PROBLEM => For each line below that holds "label", return the line as it stands.
*** DATA IN THIS EXERCISE ***
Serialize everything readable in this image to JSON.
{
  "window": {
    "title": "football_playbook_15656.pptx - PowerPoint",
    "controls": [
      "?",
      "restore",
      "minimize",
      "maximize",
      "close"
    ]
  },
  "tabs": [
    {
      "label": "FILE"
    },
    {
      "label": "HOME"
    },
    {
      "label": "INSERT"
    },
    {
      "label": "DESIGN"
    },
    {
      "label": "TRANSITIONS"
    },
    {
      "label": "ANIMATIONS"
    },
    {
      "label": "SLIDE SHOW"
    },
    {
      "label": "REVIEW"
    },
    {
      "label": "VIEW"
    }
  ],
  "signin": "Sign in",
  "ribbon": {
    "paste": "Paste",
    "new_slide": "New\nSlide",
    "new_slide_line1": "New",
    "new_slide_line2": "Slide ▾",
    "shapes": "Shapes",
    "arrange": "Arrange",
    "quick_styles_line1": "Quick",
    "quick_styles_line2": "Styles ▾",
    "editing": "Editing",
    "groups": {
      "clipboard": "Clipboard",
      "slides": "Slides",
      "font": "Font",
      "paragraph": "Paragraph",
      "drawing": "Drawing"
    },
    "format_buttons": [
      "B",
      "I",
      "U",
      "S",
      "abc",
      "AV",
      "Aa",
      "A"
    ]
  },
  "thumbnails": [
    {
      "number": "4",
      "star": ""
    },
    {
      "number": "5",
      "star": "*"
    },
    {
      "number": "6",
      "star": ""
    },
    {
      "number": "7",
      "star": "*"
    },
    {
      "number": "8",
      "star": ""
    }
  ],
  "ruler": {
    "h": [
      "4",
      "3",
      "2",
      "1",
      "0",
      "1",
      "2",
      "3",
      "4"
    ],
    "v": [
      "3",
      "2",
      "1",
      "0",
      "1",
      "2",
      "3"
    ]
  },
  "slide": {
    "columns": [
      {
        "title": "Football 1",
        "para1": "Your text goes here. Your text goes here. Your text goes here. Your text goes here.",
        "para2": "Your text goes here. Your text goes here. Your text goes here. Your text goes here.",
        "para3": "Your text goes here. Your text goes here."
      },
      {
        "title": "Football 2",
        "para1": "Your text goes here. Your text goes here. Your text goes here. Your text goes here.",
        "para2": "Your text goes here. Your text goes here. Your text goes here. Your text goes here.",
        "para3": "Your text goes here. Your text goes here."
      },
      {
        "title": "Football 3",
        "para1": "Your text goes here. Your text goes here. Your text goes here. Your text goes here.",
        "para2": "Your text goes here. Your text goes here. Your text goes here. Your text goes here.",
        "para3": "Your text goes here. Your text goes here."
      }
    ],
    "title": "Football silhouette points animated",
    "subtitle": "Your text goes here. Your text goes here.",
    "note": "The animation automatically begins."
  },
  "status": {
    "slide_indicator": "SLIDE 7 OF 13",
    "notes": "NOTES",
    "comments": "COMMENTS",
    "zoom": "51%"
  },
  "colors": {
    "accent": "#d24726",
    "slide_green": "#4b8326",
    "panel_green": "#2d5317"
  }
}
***
ANSWER FOR THIS EXERCISE =>
      "label": "FILE"
      "label": "HOME"
      "label": "INSERT"
      "label": "DESIGN"
      "label": "TRANSITIONS"
      "label": "ANIMATIONS"
      "label": "SLIDE SHOW"
      "label": "REVIEW"
      "label": "VIEW"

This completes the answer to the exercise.